The task → Only lines holding "https" are needed; copy each of them from the data below.

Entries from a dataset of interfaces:
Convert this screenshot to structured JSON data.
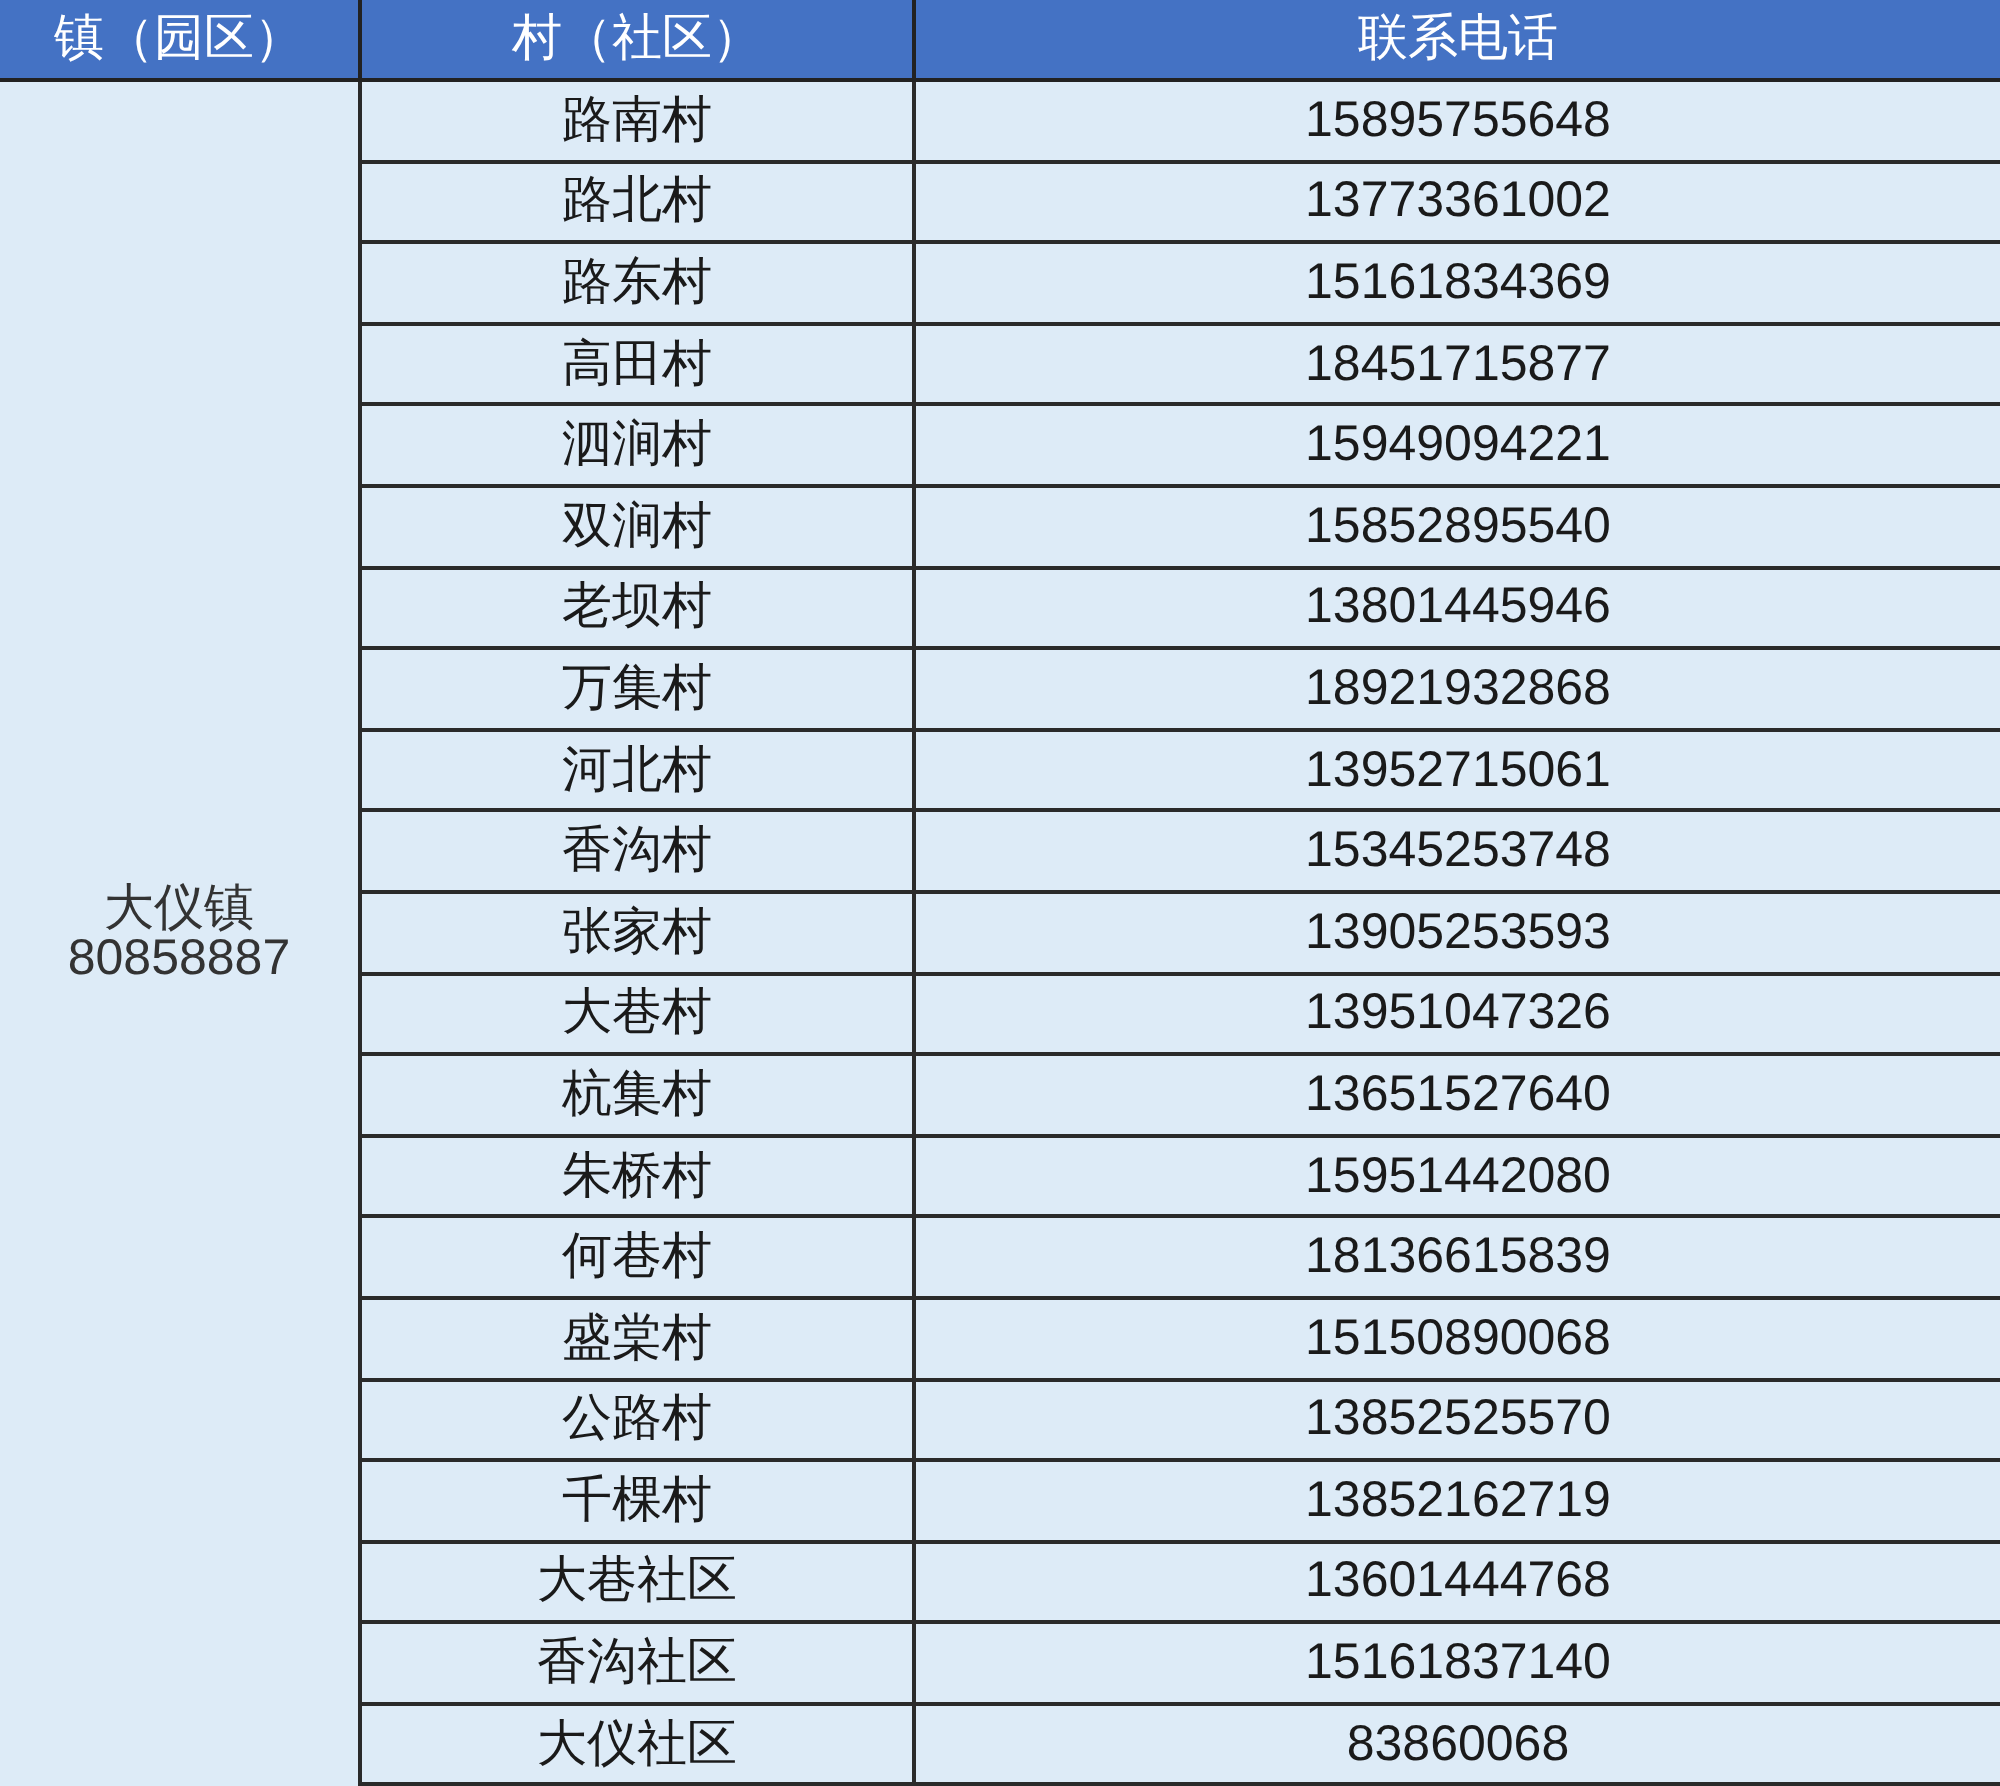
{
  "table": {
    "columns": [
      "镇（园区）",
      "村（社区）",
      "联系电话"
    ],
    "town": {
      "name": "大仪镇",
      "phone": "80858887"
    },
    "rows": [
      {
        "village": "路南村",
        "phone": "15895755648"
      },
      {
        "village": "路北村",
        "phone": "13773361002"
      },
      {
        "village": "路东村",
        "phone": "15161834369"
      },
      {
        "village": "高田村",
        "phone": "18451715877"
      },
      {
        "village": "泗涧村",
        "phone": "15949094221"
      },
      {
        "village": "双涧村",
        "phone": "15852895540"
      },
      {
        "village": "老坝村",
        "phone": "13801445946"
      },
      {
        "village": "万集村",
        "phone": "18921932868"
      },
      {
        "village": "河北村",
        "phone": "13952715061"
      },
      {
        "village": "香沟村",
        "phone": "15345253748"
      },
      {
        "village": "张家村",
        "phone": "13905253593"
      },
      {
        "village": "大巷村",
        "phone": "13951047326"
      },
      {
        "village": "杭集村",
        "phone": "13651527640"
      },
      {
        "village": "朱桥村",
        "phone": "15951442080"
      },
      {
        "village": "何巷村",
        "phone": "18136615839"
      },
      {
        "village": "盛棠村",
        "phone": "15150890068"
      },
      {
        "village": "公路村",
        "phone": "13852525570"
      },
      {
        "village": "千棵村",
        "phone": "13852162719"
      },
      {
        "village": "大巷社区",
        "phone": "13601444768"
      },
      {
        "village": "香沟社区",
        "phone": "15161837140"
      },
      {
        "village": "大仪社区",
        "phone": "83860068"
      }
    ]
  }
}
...
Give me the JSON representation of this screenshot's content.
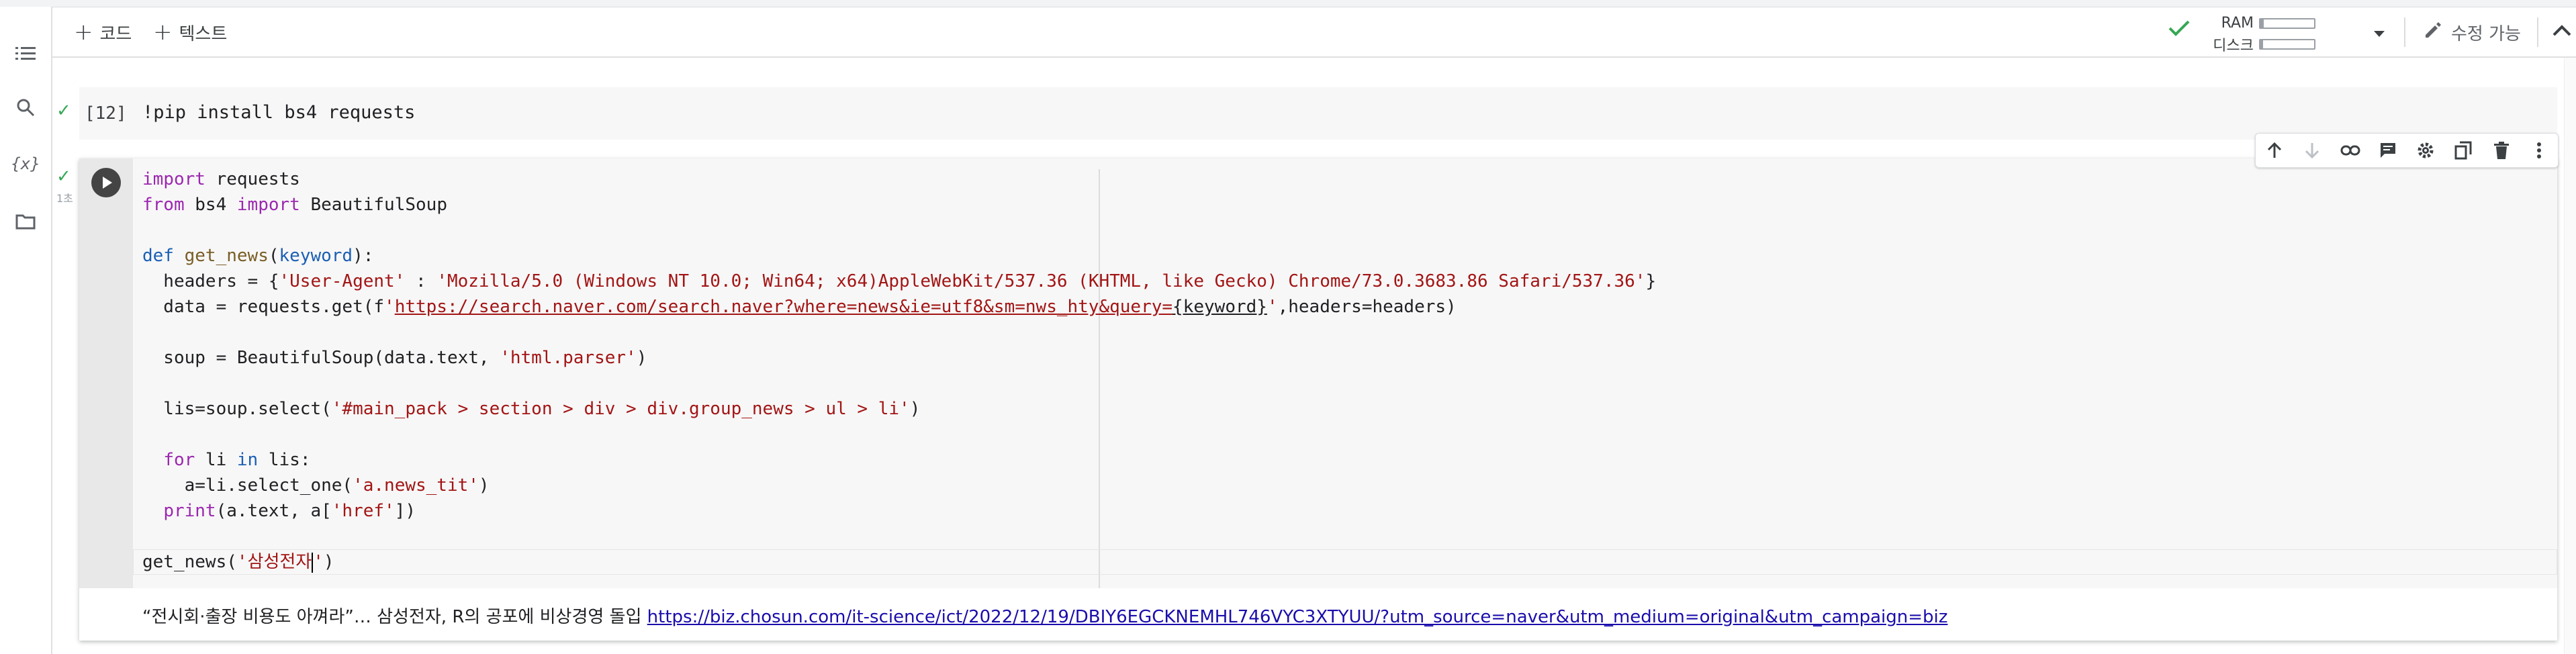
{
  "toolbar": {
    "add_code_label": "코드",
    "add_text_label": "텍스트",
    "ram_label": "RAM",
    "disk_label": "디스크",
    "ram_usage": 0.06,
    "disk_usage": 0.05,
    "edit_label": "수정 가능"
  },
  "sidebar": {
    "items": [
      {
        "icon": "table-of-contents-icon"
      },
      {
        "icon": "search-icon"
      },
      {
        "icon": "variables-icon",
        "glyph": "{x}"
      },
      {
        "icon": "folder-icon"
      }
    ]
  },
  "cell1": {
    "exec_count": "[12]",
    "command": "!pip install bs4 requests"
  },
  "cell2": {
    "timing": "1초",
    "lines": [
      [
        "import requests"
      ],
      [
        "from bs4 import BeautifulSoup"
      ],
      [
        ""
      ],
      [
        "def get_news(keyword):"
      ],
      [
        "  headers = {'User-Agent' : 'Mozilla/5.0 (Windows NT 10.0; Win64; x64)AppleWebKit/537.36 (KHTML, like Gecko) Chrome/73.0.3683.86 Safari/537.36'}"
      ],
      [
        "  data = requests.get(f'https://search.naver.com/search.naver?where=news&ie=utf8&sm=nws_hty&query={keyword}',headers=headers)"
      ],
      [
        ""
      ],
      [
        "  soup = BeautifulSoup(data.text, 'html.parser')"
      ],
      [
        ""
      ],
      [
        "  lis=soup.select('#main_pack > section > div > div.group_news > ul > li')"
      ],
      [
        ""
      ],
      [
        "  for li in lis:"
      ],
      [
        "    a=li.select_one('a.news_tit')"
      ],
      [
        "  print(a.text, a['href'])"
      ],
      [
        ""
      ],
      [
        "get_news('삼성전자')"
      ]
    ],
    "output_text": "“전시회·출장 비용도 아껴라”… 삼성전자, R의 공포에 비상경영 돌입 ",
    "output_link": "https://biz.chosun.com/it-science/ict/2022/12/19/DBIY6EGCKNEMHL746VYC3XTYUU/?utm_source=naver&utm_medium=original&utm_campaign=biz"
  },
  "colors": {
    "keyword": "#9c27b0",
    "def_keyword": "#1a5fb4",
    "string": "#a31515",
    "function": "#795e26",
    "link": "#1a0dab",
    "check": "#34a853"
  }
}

Answer area →
        "  data = requests.get(f'https://search.naver.com/search.naver?where=news&ie=utf8&sm=nws_hty&query={keyword}',headers=headers)"
    "output_link": "https://biz.chosun.com/it-science/ict/2022/12/19/DBIY6EGCKNEMHL746VYC3XTYUU/?utm_source=naver&utm_medium=original&utm_campaign=biz"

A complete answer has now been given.